▽

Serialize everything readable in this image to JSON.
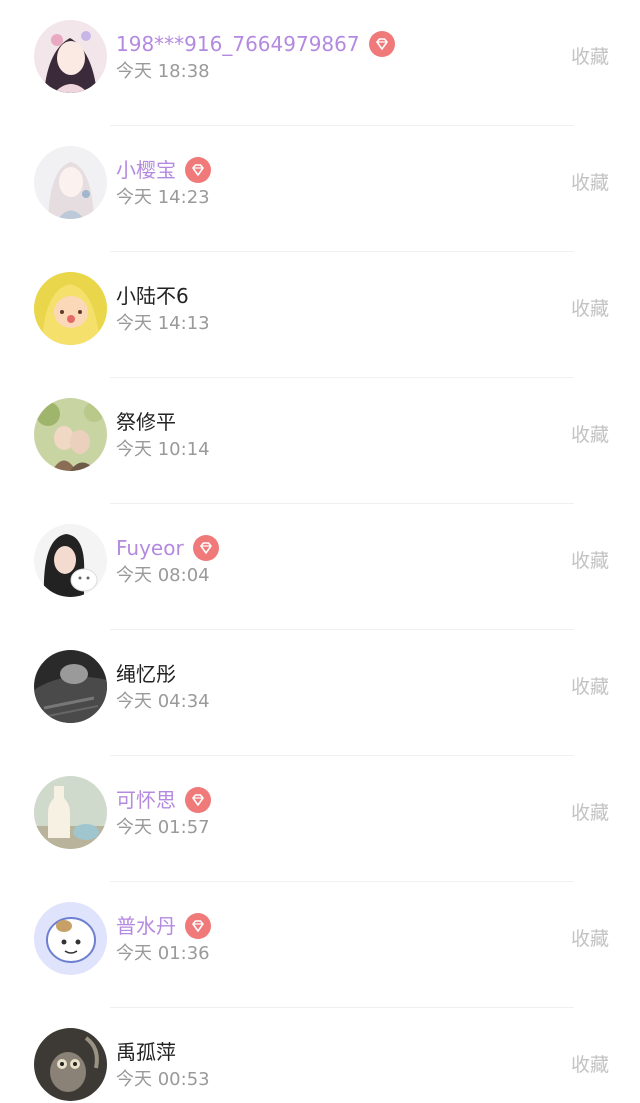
{
  "vip_color": "#b48ae0",
  "badge_color": "#f07a7a",
  "collect_color": "#c3c3c3",
  "items": [
    {
      "name": "198***916_7664979867",
      "vip": true,
      "time": "今天 18:38",
      "action": "收藏",
      "avatar_icon": "anime-girl-avatar"
    },
    {
      "name": "小樱宝",
      "vip": true,
      "time": "今天 14:23",
      "action": "收藏",
      "avatar_icon": "pale-girl-avatar"
    },
    {
      "name": "小陆不6",
      "vip": false,
      "time": "今天 14:13",
      "action": "收藏",
      "avatar_icon": "yellow-cartoon-avatar"
    },
    {
      "name": "祭修平",
      "vip": false,
      "time": "今天 10:14",
      "action": "收藏",
      "avatar_icon": "couple-illustration-avatar"
    },
    {
      "name": "Fuyeor",
      "vip": true,
      "time": "今天 08:04",
      "action": "收藏",
      "avatar_icon": "girl-with-cat-avatar"
    },
    {
      "name": "绳忆彤",
      "vip": false,
      "time": "今天 04:34",
      "action": "收藏",
      "avatar_icon": "monochrome-photo-avatar"
    },
    {
      "name": "可怀思",
      "vip": true,
      "time": "今天 01:57",
      "action": "收藏",
      "avatar_icon": "bottle-still-life-avatar"
    },
    {
      "name": "普水丹",
      "vip": true,
      "time": "今天 01:36",
      "action": "收藏",
      "avatar_icon": "cartoon-kid-avatar"
    },
    {
      "name": "禹孤萍",
      "vip": false,
      "time": "今天 00:53",
      "action": "收藏",
      "avatar_icon": "owl-photo-avatar"
    }
  ]
}
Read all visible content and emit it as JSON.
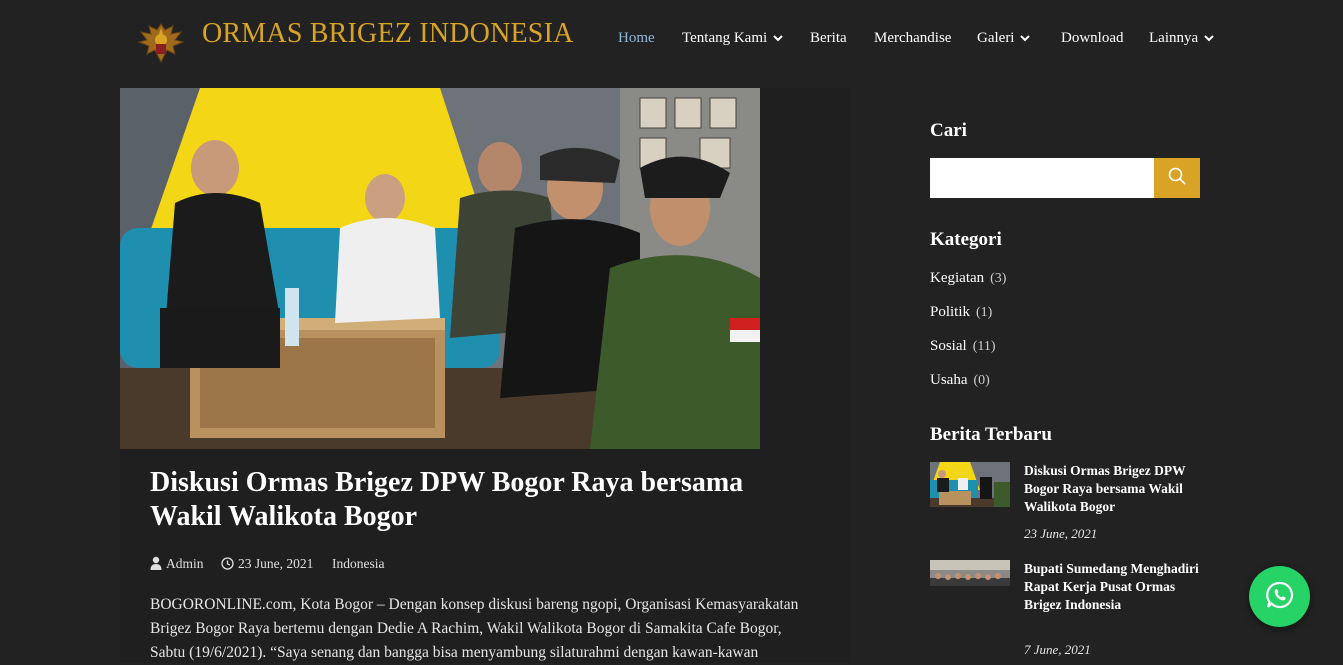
{
  "site": {
    "title": "ORMAS BRIGEZ INDONESIA"
  },
  "nav": {
    "home": "Home",
    "tentang": "Tentang Kami",
    "berita": "Berita",
    "merch": "Merchandise",
    "galeri": "Galeri",
    "download": "Download",
    "lainnya": "Lainnya"
  },
  "post": {
    "title": "Diskusi Ormas Brigez DPW Bogor Raya bersama Wakil Walikota Bogor",
    "author": "Admin",
    "date": "23 June, 2021",
    "category": "Indonesia",
    "excerpt_line1": "BOGORONLINE.com, Kota Bogor – Dengan konsep diskusi bareng ngopi, Organisasi Kemasyarakatan",
    "excerpt_line2": "Brigez Bogor Raya bertemu dengan Dedie A Rachim, Wakil Walikota Bogor di Samakita Cafe Bogor,",
    "excerpt_line3": "Sabtu (19/6/2021). “Saya senang dan bangga bisa menyambung silaturahmi dengan kawan-kawan"
  },
  "sidebar": {
    "search_title": "Cari",
    "search_value": "",
    "kategori_title": "Kategori",
    "categories": [
      {
        "name": "Kegiatan",
        "count": "(3)"
      },
      {
        "name": "Politik",
        "count": "(1)"
      },
      {
        "name": "Sosial",
        "count": "(11)"
      },
      {
        "name": "Usaha",
        "count": "(0)"
      }
    ],
    "recent_title": "Berita Terbaru",
    "recent": [
      {
        "title": "Diskusi Ormas Brigez DPW Bogor Raya bersama Wakil Walikota Bogor",
        "date": "23 June, 2021"
      },
      {
        "title": "Bupati Sumedang Menghadiri Rapat Kerja Pusat Ormas Brigez Indonesia",
        "date": "7 June, 2021"
      }
    ]
  },
  "colors": {
    "background": "#222222",
    "accent": "#d9a425",
    "nav_active": "#8fb8d8",
    "whatsapp": "#25d366"
  },
  "icons": {
    "search": "search-icon",
    "whatsapp": "whatsapp-icon",
    "author": "user-icon",
    "date": "clock-icon"
  }
}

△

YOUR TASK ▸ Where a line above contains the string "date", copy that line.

SOLVED EXERCISE ▸
    "date": "23 June, 2021",
        "date": "23 June, 2021"
        "date": "7 June, 2021"
    "date": "clock-icon"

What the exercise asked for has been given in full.